We know that Javascript supports all kinds of values such as strings, numbers, constants etc. All these values are deterministic values in that their weights always remains the same. For example, an integer value of 25 is always equal to 25 in Javascript no matter what. Similarly a string value of “Hello” is also always equal to another string “Hello”.

In other words, these values in Javascript can always be compared with another value to determine if they are the same or different. To understand this better with an example, let us open up our browser console. In my case I am using Google Chrome browser console where we will create 3 variables with these values:

We can note from the above Javascript demo video that when the variable a and c are compared, since both their values are same holding a value of 2, they return true when compared with each other. On the other hand when variable a was compared with b, since their values were different, the comparison resulted in a return value of false.

This is true for all type of values present in Javascript – be it string, integers, floats, booleans anything you can think of.

However, there exists one **special value** in Javascript that is never equal to another variable having the same value. In other words its value is never equal to itself.
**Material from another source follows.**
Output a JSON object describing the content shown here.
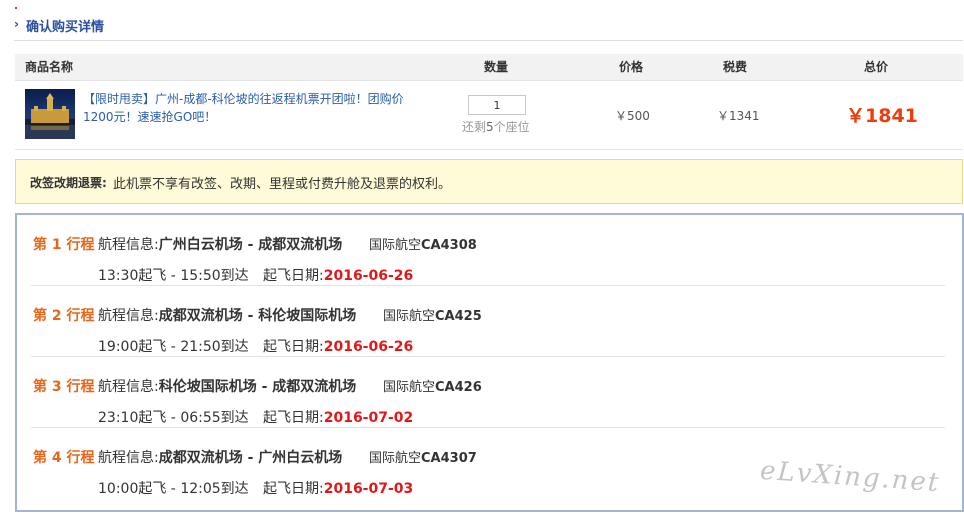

This value is the **NaN** value!

NaN in Javascript stands for “**Not a Number**” and it is that one special value in Javascript which does not return true if it is compared with itself.

### Why does NaN not equal to itself in Javascript?

Now you might be wondering why a NaN value does not equal to itself? The answer for this lies in the way Javascript language has been designed.

**NaN** or **Not a Number** is a special value in Javascript which is used to represent a nonsensical value – that is it is the value returned whenever a non sensical operation is performed. Now this is where it gets interesting. Why does a non sensical value not be the same all the time or at all the place? In other words, why is this happening here:

Why is it returning false?

The answer is that NaN as mentioned earlier is a value that is used to represent a non sensical values. So if the result of an operation performed is something that cannot be represented by ordinary or normal values, Javascript returns a value of NaN.

Now, if two operations results in non sensical values, they are not necessarily equal. Each of these operations can be returning two non sensical values of different weights. However, they both need to be represented by the value of NaN. Hence, the Javascript treats two NaNs as two different values and never equal to each other.

I learnt about this and many other similar anomalies in the book **Eloquent Javascript**. This is a very good book to learn and understand such interesting things about Javascript so I will definitely recommend this to anyone interesting in learning Javascript in depth.

If you are also aware of any other similar interesting things about Javascript do let me know in the comments below. Until then, happy coding! ðŸ™‚